> BTW, all of those things take money and business
> risk. Many, if not most of the companies that fall
> into this "carbon" category, have a diverse product
> base and the available cash flow to somewhat
> minimize their risks.
> Not that it can't be done. Don't forget, there was
> a day way back when, a guy named Ernesto Colnago was
> a team mechanic and budding solo frame builder. What
> differentiates his monetary success with that of
> other builders from the same era was, among other
> things, his vision, drive, and even luck. (But even
> with all this, how many premium priced Ferrari
> Colnago branded bikes were sold worldwide?)
> If I look at the pantheon of American KOF
> builders, I can only see one guy that could remotely
> be in a position to pull the gig off. But even in
> his case, he would likely need outside capital /
> investors to front end the cost necessary to make it
> happen. Conservatively, unless you could ramp
> production rates up significantly, you would be
> expending $3,000-$4,000 as a minimum per frame in
> branding expense for the first 5-6 years. Oh, and
> your investor / outside money-person would probably
> like a return on their money as well. If you think
> these numbers are too steep or otherwise
> unbelievable, try this: Calculate the cost of
> advertising and trade show expenses alone for a
> branding campaign that would truly speak to your
> perspective buyer base. Then divide that by your
> maximum output. And don't forget, you're going to

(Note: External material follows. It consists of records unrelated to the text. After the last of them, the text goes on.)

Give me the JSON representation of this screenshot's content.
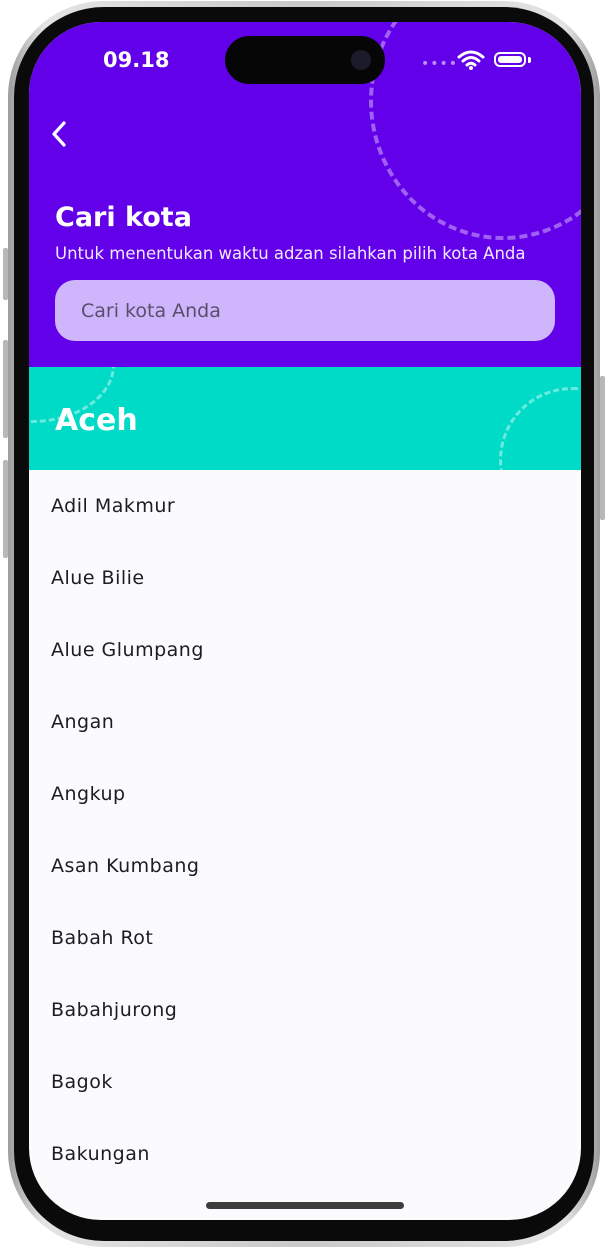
{
  "status_bar": {
    "time": "09.18"
  },
  "header": {
    "title": "Cari kota",
    "subtitle": "Untuk menentukan waktu adzan silahkan pilih kota Anda",
    "search_placeholder": "Cari kota Anda",
    "background_color": "#6300EA"
  },
  "province": {
    "name": "Aceh",
    "background_color": "#00DBC8"
  },
  "cities": [
    "Adil Makmur",
    "Alue Bilie",
    "Alue Glumpang",
    "Angan",
    "Angkup",
    "Asan Kumbang",
    "Babah Rot",
    "Babahjurong",
    "Bagok",
    "Bakungan"
  ],
  "icons": {
    "back": "chevron-left-icon",
    "wifi": "wifi-icon",
    "battery": "battery-icon"
  }
}
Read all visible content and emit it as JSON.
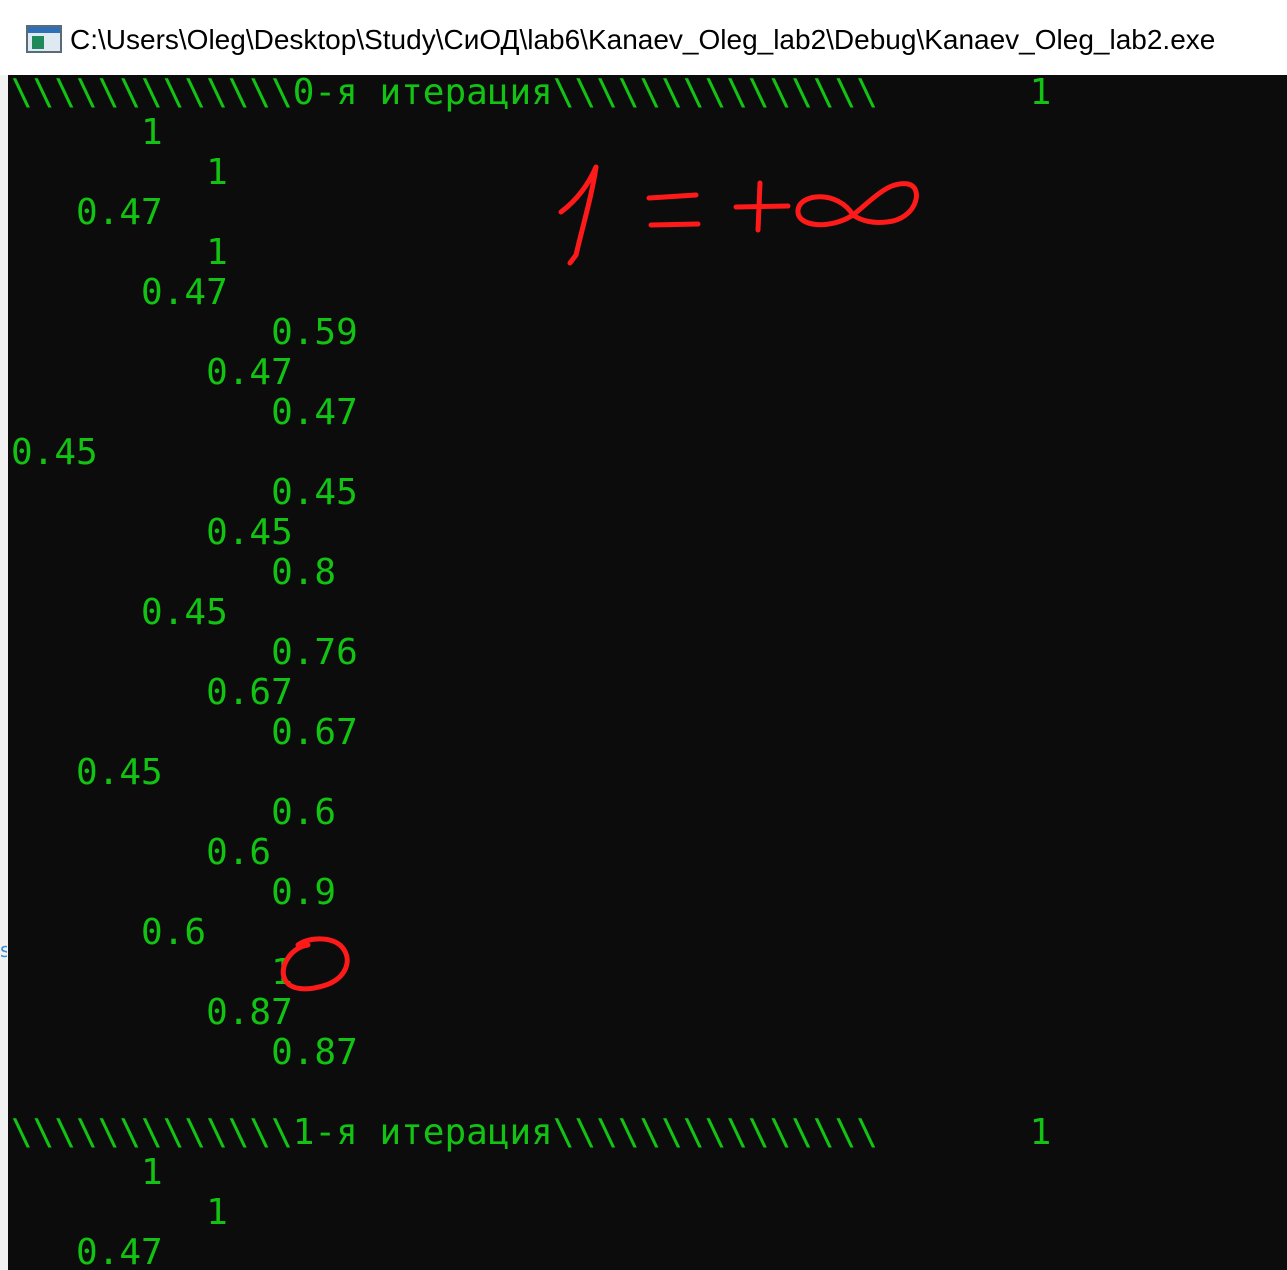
{
  "window": {
    "title": "C:\\Users\\Oleg\\Desktop\\Study\\СиОД\\lab6\\Kanaev_Oleg_lab2\\Debug\\Kanaev_Oleg_lab2.exe",
    "icon": "console-app-icon"
  },
  "colors": {
    "console_background": "#0c0c0c",
    "console_text": "#13c313",
    "annotation": "#ff1a1a"
  },
  "console": {
    "lines": [
      "\\\\\\\\\\\\\\\\\\\\\\\\\\0-я итерация\\\\\\\\\\\\\\\\\\\\\\\\\\\\\\       1",
      "      1",
      "         1",
      "   0.47",
      "         1",
      "      0.47",
      "            0.59",
      "         0.47",
      "            0.47",
      "0.45",
      "            0.45",
      "         0.45",
      "            0.8",
      "      0.45",
      "            0.76",
      "         0.67",
      "            0.67",
      "   0.45",
      "            0.6",
      "         0.6",
      "            0.9",
      "      0.6",
      "            1",
      "         0.87",
      "            0.87",
      "",
      "\\\\\\\\\\\\\\\\\\\\\\\\\\1-я итерация\\\\\\\\\\\\\\\\\\\\\\\\\\\\\\       1",
      "      1",
      "         1",
      "   0.47"
    ]
  },
  "annotations": {
    "handwritten_note": "1 = +∞"
  }
}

> have less time to produce your product because you
> will be increasing the time you spend in trade show
> booths. You might very well find $3,000-$4,000 per
> frame is low.
> From the outside looking in, it seems to me the
> price increases of the last few years from KOF
> builders can be attributed more to the rise of
> prices of production factory frames than anything
> else. I would argue that at present, like it or not,
> custom made steel frames are the lagging red haired
> step-child to factory frames when it comes to
> product pricing.
> Save the flame email. This has nothing to do with
> appreciation of custom built steel. This has to do
> with economic reality. You want big prices? You want
> to create a Giffen good? Then draft a viable
> business plan, round up the money, embrace your new
> life replete with partners, and fire up the torch!
> Brett Horton
> San Francisco, California
> Don Wilson said:
> but $10K to $20K for a bike, if custom bikes were
> marketed correctly and effectively, wouldn't even
> make today's wealthy blink.
> ------------------------------
> Date: Wed, 15 Mar 2006 13:32:20 -0500
> From: "Daniel Artley" <dartley@co.ba.md.us>
> To: <classicrendezvous@bikelist.org>
> Subject: Re: [CR]how many miles vintage? how many
> miles mod?
> Message-ID: <s4181786.038@inetgw.co.ba.md.us>
> Content-Type: text/plain; charset=US-ASCII
> MIME-Version: 1.0
> Precedence: list
> Message: 2
> I consider 2-3,000 mi./yr. to be a good year for me.
> At least I've been
> consistent with that for many years. I only own
> steel bikes. My most
> modern is an '80's Italian Cinelli built Centurion
> that I only recently
> built up w/ modern shifting. I rode it last year on
> Bike Virginia, a
> multi-day tour, only a month or so after the
> conversion to er** 9. I've
> been riding that one because it's a fun bike to ride
> and the shifting can
> spoil. That said, when I was climbing Mt. Vesuvius
> up to the Blue Ridge
> Parkway, an average slope of over 12% for 4 miles, I
> was thinking I'd have
> rather been on my 1978 RS Tourer that I usually
> bring. And then back
> down, 6 miles of switchbacks, would have felt so
> much more of a hoot on
> the Sachs. I still ride all the old bikes, but
> mostly the one. It was
> threatening rain the other day when I went out to
> ride. === message truncated ===